Traditionally, highway resurfacing projects have been a challenge, not only for the contractor, but the inconvenienced community through which the road passes. To collect the project data needed to perform the resurface, typically required lane closures and a team of surveyors collecting data points from along the side of the road with diverted traffic whizzing past. It was a slow, cumbersome, and dangerous process, that affected the daily commuter flow and affected the contractor's project timeline.
But things are better. Designed to work at the speed of highway traffic, technology like resurfacing systems are intended to safely assist road resurfacing contractors without the need for road or lane closures. The systems are fully automated with GNSS and sonic tracker control. It is designed to deliver accurate thickness boundaries while maintaining projected yield. It eliminates the need for survey strings, averaging skis, and lasers.
In most situations, it’s inconvenient or impossible, to shut down a road and map its surface using traditional point-to-point surveying methods. But new ways to scan roads at highway speeds with no need for lane closures, crash trucks, escorts or any other typical road survey collection obstacles are helping.
Systems like the Topcon SmoothRide uses a Topcon RD-M1 (Realistic Dimension — Mapping One) Road Resurfacing Scanner that is attached to a vehicle, typically a pick-up truck. The downward facing laser scanner connects to a standard tow hitch or the front of any vehicle with standard tow hooks. With using standard tow hitches and hooks, the scanner is designed to be easy to remove and adapt to any vehicle, thus eliminating the need to have a dedicated vehicle to operate the RD-M1. The unit is designed to collect millions of points at scan rates of up to 100 times per second.
Cruising at normal highways speeds, the 3-D surface scanning can cover miles of road in a short time. The collected data is automatically timestamped and stored for the next step of data management and point cloud generation. The mounted scanner captures millions of data points that are collected safely from the cab of the truck or car. The system points out that the driver can begin a road-surface surveying session by simply clicking the start button on their laptop computer and go.

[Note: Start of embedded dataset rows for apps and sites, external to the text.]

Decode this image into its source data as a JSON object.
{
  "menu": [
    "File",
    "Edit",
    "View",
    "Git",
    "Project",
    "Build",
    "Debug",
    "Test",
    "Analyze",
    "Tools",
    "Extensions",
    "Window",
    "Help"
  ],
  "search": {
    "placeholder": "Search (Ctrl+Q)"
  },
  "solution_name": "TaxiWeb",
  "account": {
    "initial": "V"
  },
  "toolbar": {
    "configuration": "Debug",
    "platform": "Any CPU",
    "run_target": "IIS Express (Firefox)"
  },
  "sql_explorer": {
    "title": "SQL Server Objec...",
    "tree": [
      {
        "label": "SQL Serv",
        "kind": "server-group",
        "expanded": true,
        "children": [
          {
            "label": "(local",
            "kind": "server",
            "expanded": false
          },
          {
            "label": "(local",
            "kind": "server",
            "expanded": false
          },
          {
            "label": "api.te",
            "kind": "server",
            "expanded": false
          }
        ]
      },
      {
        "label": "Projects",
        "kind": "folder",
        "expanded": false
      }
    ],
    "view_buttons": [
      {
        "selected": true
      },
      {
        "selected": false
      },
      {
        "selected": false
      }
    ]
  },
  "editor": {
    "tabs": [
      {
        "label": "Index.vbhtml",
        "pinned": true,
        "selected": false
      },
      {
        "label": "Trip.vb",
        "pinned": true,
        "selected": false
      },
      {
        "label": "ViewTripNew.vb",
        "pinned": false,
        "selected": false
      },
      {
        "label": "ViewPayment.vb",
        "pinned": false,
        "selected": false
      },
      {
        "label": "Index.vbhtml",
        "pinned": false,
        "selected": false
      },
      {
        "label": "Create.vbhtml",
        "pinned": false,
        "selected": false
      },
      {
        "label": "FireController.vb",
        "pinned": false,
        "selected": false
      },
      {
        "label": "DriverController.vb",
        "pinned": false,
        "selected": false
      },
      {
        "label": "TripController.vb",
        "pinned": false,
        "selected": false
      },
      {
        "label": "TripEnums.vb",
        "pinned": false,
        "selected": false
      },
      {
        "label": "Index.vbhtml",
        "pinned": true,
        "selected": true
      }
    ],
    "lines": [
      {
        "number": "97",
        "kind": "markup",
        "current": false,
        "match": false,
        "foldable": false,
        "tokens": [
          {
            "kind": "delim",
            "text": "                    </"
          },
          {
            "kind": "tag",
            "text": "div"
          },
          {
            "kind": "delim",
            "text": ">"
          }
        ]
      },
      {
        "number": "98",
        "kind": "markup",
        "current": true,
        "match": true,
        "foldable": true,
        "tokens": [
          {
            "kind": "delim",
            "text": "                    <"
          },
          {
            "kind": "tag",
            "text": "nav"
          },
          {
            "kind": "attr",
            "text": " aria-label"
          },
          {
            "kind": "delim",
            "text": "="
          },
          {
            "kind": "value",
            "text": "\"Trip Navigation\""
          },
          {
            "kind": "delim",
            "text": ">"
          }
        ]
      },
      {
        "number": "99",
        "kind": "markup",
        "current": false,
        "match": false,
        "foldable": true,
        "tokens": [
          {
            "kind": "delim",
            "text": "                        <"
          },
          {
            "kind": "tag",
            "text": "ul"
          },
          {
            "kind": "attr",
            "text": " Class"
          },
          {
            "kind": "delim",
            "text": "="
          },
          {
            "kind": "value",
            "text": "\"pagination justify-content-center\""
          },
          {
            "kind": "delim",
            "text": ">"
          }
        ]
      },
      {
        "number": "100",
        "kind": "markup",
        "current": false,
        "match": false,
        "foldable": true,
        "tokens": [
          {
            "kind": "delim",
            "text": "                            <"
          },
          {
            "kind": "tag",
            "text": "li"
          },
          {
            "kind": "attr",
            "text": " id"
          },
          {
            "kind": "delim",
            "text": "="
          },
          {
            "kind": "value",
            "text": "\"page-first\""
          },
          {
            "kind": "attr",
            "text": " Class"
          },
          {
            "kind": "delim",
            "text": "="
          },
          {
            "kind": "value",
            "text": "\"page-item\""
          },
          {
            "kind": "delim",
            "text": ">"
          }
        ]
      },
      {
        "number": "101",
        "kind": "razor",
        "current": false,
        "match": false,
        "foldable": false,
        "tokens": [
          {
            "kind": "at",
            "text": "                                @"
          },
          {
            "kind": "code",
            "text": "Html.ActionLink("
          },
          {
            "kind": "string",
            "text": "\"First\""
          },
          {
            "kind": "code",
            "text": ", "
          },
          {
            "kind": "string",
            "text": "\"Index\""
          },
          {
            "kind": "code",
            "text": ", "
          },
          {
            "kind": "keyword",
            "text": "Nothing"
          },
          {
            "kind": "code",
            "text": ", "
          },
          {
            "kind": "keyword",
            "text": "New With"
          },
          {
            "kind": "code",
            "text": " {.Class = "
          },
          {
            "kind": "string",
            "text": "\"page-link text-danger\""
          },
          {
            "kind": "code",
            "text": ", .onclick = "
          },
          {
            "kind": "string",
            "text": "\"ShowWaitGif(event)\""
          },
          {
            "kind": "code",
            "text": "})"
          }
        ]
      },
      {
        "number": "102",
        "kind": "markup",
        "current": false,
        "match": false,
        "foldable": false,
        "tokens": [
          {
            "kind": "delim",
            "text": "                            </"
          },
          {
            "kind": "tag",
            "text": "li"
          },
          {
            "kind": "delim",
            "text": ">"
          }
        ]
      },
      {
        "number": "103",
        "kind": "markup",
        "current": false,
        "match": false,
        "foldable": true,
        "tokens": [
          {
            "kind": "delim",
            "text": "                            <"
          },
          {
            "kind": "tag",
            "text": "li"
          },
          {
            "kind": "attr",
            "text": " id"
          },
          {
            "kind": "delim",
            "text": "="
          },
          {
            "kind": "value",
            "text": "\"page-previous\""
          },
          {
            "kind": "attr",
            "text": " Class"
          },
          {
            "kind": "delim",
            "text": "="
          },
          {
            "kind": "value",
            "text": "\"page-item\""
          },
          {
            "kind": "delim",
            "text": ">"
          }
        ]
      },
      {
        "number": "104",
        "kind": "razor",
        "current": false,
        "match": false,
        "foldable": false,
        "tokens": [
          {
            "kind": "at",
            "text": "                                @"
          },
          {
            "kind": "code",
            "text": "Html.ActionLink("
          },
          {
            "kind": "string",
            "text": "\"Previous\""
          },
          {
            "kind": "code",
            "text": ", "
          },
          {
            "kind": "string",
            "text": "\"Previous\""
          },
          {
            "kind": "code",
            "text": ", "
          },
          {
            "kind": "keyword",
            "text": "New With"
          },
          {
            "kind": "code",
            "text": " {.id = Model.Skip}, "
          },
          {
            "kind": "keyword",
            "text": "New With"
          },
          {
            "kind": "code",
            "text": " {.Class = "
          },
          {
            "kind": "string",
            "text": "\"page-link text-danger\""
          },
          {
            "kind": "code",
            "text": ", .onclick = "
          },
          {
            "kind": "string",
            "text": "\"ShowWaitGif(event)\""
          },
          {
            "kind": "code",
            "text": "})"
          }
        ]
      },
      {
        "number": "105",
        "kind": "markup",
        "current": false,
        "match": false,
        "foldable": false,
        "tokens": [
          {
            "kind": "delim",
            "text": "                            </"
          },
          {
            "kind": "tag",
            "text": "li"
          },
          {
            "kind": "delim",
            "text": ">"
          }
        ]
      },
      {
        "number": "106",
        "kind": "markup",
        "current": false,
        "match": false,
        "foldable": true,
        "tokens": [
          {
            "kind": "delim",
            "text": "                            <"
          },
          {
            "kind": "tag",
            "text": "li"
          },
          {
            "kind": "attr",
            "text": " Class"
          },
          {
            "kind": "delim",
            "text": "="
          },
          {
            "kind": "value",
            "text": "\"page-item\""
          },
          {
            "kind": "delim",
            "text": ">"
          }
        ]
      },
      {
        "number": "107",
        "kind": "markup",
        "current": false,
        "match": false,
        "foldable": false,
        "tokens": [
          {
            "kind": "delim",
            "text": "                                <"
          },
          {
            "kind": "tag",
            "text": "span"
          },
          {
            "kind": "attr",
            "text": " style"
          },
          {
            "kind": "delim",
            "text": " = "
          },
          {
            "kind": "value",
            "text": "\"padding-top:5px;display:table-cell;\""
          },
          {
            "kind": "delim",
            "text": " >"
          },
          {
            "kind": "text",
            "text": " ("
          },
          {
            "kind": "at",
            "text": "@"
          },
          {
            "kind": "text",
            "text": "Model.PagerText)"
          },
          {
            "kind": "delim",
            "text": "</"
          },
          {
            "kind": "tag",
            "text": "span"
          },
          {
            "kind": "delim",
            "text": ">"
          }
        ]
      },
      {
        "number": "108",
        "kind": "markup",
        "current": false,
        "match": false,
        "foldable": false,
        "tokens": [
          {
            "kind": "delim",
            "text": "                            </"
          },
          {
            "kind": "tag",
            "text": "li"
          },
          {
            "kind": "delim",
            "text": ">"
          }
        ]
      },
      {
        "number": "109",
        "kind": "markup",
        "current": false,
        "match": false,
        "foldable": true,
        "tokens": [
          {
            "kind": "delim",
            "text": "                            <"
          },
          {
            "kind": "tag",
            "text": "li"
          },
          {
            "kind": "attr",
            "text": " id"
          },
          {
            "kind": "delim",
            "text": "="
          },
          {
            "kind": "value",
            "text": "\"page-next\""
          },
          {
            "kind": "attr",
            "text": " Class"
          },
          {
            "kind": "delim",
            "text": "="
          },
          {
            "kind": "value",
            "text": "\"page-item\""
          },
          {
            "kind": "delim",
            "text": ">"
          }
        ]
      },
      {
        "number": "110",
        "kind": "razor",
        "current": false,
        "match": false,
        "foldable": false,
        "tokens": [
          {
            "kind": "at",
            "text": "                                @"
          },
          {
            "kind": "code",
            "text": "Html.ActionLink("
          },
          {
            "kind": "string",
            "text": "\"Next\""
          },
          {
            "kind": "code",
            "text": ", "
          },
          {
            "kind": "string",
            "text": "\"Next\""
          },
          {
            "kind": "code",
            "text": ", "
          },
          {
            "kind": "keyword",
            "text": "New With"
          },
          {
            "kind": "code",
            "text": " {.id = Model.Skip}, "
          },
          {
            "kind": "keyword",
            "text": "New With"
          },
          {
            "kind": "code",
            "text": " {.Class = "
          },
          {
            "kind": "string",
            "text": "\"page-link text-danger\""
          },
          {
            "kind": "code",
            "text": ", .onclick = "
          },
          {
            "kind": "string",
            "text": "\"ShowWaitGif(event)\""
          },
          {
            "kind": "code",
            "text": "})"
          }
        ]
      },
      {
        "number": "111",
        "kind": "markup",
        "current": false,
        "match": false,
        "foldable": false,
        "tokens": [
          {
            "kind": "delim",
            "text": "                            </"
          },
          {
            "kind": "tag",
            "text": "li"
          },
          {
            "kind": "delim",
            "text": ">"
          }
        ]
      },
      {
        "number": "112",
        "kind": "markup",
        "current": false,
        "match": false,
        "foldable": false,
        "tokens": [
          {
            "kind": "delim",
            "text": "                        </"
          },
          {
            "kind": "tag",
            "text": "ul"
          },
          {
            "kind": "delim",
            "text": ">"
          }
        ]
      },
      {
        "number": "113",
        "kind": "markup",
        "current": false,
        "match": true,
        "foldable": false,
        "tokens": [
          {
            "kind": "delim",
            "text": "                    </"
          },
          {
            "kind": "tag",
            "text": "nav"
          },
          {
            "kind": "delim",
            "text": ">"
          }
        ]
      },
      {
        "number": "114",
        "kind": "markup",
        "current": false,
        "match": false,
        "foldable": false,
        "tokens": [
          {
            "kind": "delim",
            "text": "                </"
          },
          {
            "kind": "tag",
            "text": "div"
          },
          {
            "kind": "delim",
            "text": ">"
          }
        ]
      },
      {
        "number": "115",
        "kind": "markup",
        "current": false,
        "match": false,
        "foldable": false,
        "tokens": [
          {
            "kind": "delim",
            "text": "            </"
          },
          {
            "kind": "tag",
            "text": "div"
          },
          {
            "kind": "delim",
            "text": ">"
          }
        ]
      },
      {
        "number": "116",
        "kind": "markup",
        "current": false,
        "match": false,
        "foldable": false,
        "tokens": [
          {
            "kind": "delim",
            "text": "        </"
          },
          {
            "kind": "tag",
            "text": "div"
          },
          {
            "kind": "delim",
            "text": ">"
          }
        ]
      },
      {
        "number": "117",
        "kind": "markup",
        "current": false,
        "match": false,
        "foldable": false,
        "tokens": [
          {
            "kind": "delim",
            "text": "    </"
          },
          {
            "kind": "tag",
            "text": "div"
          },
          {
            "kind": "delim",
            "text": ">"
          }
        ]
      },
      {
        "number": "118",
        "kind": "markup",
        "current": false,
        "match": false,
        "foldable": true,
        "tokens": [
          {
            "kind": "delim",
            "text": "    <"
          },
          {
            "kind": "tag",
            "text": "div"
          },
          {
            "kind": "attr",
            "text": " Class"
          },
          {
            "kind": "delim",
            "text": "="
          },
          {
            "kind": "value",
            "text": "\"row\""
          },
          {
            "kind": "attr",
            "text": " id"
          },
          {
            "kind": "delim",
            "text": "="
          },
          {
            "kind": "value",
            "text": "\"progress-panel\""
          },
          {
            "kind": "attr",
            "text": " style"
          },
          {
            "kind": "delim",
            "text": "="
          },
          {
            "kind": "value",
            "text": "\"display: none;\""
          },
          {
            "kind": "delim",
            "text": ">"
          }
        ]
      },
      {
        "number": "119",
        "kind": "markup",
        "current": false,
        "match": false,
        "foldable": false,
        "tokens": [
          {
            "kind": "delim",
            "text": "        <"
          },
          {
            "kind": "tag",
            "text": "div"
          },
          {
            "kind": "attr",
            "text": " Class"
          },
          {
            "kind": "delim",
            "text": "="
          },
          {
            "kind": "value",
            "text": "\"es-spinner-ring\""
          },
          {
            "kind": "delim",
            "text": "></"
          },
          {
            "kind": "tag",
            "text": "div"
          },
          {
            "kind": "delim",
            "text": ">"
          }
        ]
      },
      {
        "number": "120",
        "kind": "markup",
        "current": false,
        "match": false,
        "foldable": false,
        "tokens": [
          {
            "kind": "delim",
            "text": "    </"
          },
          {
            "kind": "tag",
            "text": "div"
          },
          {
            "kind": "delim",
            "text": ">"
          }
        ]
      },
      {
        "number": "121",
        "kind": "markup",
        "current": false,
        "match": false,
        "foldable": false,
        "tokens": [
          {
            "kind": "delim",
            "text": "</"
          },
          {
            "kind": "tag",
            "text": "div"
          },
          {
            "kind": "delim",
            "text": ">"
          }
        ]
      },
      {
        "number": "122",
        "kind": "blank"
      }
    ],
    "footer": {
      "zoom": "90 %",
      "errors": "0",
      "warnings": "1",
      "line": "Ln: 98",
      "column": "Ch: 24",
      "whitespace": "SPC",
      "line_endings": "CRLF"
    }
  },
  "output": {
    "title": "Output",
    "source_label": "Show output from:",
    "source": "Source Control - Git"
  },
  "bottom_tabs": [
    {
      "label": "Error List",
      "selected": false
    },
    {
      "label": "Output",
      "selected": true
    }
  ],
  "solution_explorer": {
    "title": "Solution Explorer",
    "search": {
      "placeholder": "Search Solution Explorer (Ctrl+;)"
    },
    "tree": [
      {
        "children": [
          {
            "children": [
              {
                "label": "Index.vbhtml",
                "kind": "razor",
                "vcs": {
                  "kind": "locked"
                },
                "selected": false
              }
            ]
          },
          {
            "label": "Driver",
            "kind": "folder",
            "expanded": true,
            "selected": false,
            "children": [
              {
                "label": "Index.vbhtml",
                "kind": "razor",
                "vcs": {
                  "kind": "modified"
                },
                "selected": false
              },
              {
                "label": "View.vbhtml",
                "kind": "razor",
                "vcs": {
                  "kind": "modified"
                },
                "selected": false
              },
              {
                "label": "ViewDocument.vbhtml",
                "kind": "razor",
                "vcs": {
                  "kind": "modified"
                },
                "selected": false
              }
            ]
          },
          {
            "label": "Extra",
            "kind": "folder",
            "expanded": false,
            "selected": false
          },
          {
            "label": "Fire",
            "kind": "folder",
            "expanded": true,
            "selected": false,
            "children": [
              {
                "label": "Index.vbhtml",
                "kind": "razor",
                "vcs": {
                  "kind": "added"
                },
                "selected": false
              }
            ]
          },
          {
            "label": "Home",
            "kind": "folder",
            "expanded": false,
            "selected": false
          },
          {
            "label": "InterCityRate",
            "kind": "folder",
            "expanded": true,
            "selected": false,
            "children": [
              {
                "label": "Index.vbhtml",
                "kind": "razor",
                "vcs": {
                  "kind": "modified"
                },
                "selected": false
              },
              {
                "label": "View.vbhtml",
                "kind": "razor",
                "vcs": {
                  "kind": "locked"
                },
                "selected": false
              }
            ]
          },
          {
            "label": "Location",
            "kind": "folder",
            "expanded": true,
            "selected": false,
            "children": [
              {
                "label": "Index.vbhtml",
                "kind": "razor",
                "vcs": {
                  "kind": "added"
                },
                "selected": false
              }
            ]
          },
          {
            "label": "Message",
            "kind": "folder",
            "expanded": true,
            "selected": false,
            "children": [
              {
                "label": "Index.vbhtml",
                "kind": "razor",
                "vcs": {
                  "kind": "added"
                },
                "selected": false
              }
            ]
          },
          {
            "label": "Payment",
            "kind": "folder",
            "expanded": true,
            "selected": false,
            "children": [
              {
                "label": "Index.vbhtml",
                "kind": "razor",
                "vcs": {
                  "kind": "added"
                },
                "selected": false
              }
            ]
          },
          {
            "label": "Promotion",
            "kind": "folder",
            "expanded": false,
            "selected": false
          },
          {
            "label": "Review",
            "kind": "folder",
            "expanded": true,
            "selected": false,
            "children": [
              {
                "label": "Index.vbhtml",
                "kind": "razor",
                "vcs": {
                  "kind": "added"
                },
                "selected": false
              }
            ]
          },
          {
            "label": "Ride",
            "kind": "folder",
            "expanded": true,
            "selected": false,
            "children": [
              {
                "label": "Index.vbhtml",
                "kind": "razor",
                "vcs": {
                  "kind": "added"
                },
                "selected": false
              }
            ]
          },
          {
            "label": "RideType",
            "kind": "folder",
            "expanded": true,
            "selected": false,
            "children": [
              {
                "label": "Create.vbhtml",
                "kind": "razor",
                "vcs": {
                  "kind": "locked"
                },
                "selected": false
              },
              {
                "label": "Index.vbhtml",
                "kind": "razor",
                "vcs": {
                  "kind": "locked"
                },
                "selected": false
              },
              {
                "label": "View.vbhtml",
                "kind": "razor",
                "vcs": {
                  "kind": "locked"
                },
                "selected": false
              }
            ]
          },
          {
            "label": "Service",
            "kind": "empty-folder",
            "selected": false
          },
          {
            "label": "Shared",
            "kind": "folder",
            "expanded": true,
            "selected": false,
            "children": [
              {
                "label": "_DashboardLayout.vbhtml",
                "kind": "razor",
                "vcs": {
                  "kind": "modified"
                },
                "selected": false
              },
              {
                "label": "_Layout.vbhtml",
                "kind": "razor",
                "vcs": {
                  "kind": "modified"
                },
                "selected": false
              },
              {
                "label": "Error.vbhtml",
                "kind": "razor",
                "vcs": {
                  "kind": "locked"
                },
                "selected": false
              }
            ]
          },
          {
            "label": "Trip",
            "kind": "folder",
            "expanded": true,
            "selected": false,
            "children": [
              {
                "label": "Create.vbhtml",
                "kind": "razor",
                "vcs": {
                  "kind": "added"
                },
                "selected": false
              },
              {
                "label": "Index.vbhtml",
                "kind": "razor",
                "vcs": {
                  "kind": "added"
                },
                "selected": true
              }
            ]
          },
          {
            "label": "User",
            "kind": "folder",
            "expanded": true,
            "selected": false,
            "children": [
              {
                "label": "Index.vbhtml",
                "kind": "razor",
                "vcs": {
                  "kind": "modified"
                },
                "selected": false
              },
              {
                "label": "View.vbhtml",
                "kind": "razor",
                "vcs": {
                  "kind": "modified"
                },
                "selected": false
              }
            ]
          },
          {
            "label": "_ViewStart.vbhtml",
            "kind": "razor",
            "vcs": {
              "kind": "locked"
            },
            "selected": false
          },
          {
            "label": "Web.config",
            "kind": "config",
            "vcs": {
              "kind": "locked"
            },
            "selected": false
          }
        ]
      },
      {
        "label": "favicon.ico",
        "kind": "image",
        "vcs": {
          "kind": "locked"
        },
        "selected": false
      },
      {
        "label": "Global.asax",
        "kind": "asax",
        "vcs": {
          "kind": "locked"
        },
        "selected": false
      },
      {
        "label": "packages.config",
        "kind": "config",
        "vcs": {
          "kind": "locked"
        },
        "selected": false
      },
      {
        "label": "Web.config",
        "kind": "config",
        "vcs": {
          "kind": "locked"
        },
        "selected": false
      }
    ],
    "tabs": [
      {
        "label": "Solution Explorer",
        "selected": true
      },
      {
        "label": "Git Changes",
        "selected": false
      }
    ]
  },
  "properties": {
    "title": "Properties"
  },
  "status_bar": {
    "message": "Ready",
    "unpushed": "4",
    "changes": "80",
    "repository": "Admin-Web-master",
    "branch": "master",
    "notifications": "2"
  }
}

The RD-M1 employs Collect 2.0 graphical collection software, which features an interface status bar that indicates the optimum speed for collecting road information based on the project requirements. Capturing road details at proper speed helps enable SmoothRide to deliver the best possible results.
"I like that we can collect accurate topos while driving 50 miles per hour," says Chris Smithson, project manager with Big Creek Construction, Lorena, Texas. "We used it recently on a 3.5-mile section of Ranch Road 2838 in Mexai, Texas, where we were able to give the State more accurate cross sections and dirt quantities on the two-lane road and shoulders project we worked on. It saved us time and money."
A feature called Memos is designed to allow operators to create balloons with messages on the map. The collected data can also be made visible in the processing software—enabling specific site conditions to be noted for future reference.
A Manage Runs feature is designed to enable operation without necessitating an internet connection. The software display's large buttons which are intended to make using a tablet or laptop with touch screen easier. Operators can copy data collections to a USB drive, delete them from the hard drive, and add or remove them from the manager.
The RD-M1 Collect 2.0 software has a Plan Route feature that allows for the import of kml files of predetermined routes, designed to help ensure that nothing is missed during the data collection run.
The detailed road surface scanning can be used to create and manage large point cloud information with it intuitive "Mobile Master Office" software. The data can then be seamlessly transferred into MAGNET Office software’s 'Resurfacing' module to bring out the full array of software features needed to meet smoothness and cross slope requirements, while adhering to any minimum or maximum thickness specified for the job.
The systems can assist contractors with variable depth milling and achieve uniform thickness in paving. The system is said to eliminate the time and costs of survey work and to benefit bid and spec jobs in advance by providing more accurate surface data.
"We use the 3D scanner part as a survey tool to safely collect the data we need and eliminate hours of cross-section measurements," says John Dowalter, survey and machine control manager for Shelly and Sands, Zanesville, Ohio. "It is great for capturing bridge approaches that sometimes have a big skew leading up to the bridge surface. That feature helped tremendously on a recent resurfacing section of I-71 between Columbus and Cleveland, which has a number of bridges that could have occupied hours of time for my crew."
Jeff Winke is a business and construction writer based in Milwaukee. He can be reached through email@example.com.